Recently, our team collaborated closely with Sales, Sales Operations and the Global Partner team to launch an Informatica-branded portal for our Channel partners. The portal boasts an improved user experience with multi-device support, enhanced navigation, self-service authoring capability and automated content synchronization. This successful outcome is just one of many real-world, day-to-day examples of how our IT organization embodies our commitment to Informatica’s core DATA values, especially the principle of 'Act as one team.'
Richard Ganley, SVP Global Partners, captured the essence of this value when he commended the collaboration, stating, "This was a great cross-functional effort and showcased the very best of Informatica." This example demonstrates how our core DATA values influence collaboration within the IT team and the wider organization. It highlights how diverse departments join forces, following these values, to create innovative solutions and improve the overall business.

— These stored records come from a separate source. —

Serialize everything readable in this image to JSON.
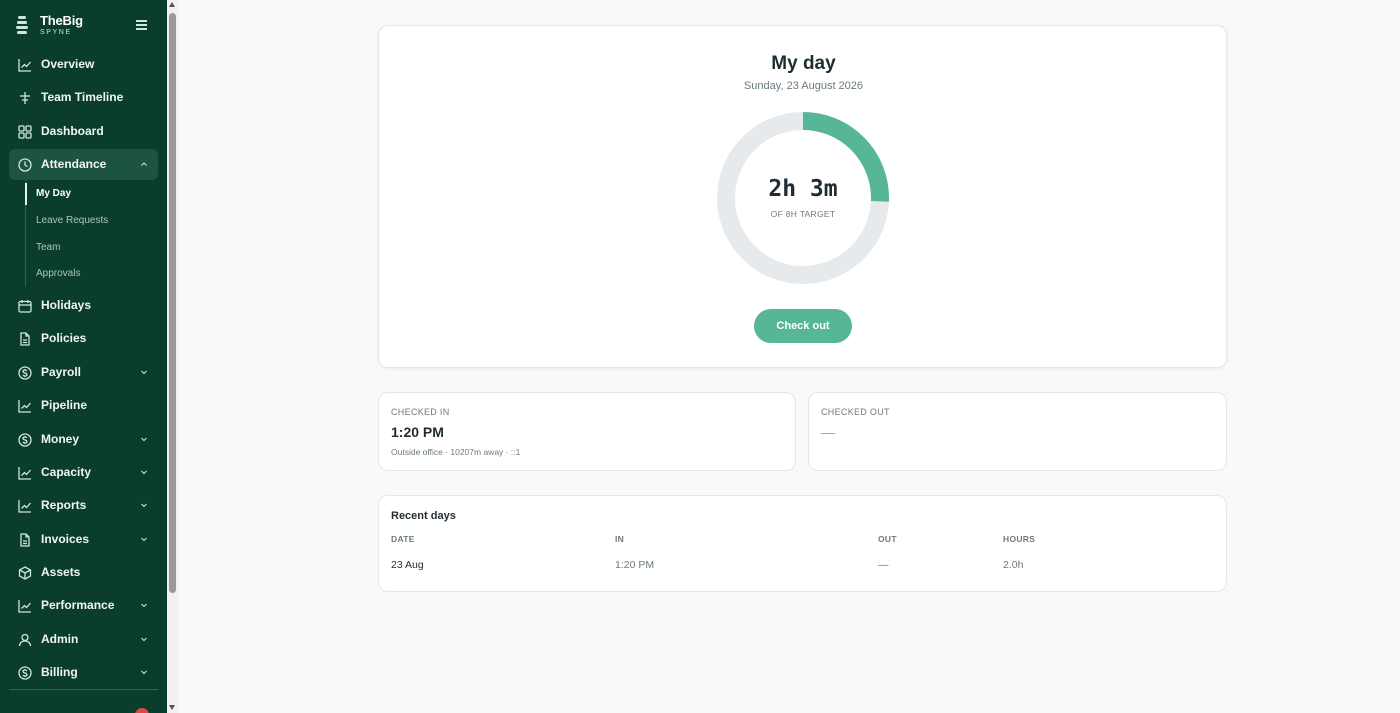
{
  "brand": {
    "name": "TheBig",
    "sub": "SPYNE"
  },
  "sidebar": {
    "items": [
      {
        "label": "Overview",
        "icon": "trend-icon"
      },
      {
        "label": "Team Timeline",
        "icon": "timeline-icon"
      },
      {
        "label": "Dashboard",
        "icon": "grid-icon"
      },
      {
        "label": "Attendance",
        "icon": "clock-icon",
        "expanded": true
      },
      {
        "label": "Holidays",
        "icon": "calendar-icon"
      },
      {
        "label": "Policies",
        "icon": "document-icon"
      },
      {
        "label": "Payroll",
        "icon": "dollar-icon"
      },
      {
        "label": "Pipeline",
        "icon": "trend-icon"
      },
      {
        "label": "Money",
        "icon": "dollar-icon"
      },
      {
        "label": "Capacity",
        "icon": "trend-icon"
      },
      {
        "label": "Reports",
        "icon": "trend-icon"
      },
      {
        "label": "Invoices",
        "icon": "document-icon"
      },
      {
        "label": "Assets",
        "icon": "box-icon"
      },
      {
        "label": "Performance",
        "icon": "trend-icon"
      },
      {
        "label": "Admin",
        "icon": "user-icon"
      },
      {
        "label": "Billing",
        "icon": "dollar-icon"
      }
    ],
    "attendance_sub": [
      {
        "label": "My Day",
        "active": true
      },
      {
        "label": "Leave Requests"
      },
      {
        "label": "Team"
      },
      {
        "label": "Approvals"
      }
    ]
  },
  "myday": {
    "title": "My day",
    "date": "Sunday, 23 August 2026",
    "worked": "2h 3m",
    "target_caption": "OF 8H TARGET",
    "progress_fraction": 0.257,
    "checkout_label": "Check out"
  },
  "checked_in": {
    "label": "CHECKED IN",
    "value": "1:20 PM",
    "note": "Outside office · 10207m away · ::1"
  },
  "checked_out": {
    "label": "CHECKED OUT",
    "value": "—"
  },
  "recent": {
    "title": "Recent days",
    "headers": [
      "DATE",
      "IN",
      "OUT",
      "HOURS"
    ],
    "rows": [
      [
        "23 Aug",
        "1:20 PM",
        "—",
        "2.0h"
      ]
    ]
  },
  "colors": {
    "sidebar": "#0b3d2c",
    "accent": "#56b697",
    "ring_track": "#e6eaed"
  }
}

Q: You've expressed enthusiasm about the impact of Generative AI (GenAI) on technology jobs, emphasizing its transformative potential and the opportunities it presents for IT professionals. Can you elaborate on why you find GenAI particularly exciting for the IT sector?
Graeme: I anticipate that GenAI will revolutionize our work to a degree as profound as the impact of the internet when it first came onto the scene. This includes the transformation of how IT tasks are handled. We’ll be able to offload tasks that AI will take care of while we sleep. Consider the time we spend on platforms like Workday or Salesforce, aiming to make them more user-friendly. Now, GenAI offers us the potential to offer up a prompt instead simply like, “Create a performance review,” eliminating the need for us to spend extraordinary amounts of time customizing UIs. GenAI's dependence on access to critical applications and data positions IT professionals at the forefront of this transformative wave, presenting an opportunity for them to play a central role in its implementation.
This shift is monumental and Informatica, as a pioneering AI-powered intelligent cloud data management platform company, is also uniquely positioned to actively embrace it.
Q: This raises the question, as common IT tasks are offloaded to AI, won’t this reduce the amount of work for IT professionals, putting their value at risk?
Graeme: There's a common concern that GenAI might render certain jobs obsolete. However, history has taught us that world-altering technological advancements have not only transformed industries but also expanded economic opportunities.
A personal anecdote from my upbringing in Paisley, Scotland, illustrates this point. Paisley, known for the Paisley pattern, was built on the textile industry, and faced anxiety when automated looms were introduced, seemingly threatening jobs. Yet, the outcome was the opposite. The price of textiles dropped, people could afford more, and the market expanded, creating more jobs.
Similarly, GenAI is poised to enhance the world's GDP, creating new jobs in the process. While certain roles may be impacted or simplified, it's essential to view this as an evolution rather than a threat. Just as the advent of the internet did not eliminate network or database administration jobs but transformed them, GenAI will usher in new opportunities and require a shift in skill sets.
GenAI will not take your job. Rather, someone who effectively uses GenAI will. Embracing this change and staying informed and learning how to apply GenAI in our work is crucial for professional growth and the key to staying competitive in the evolving landscape. It's about adopting a power tool over a manual one, while recognizing that tools still require humans to operate them. For IT professionals, this is an empowering shift, as we’re well-positioned to be at the forefront of driving technological evolution and leveraging GenAI for enhanced productivity and innovation.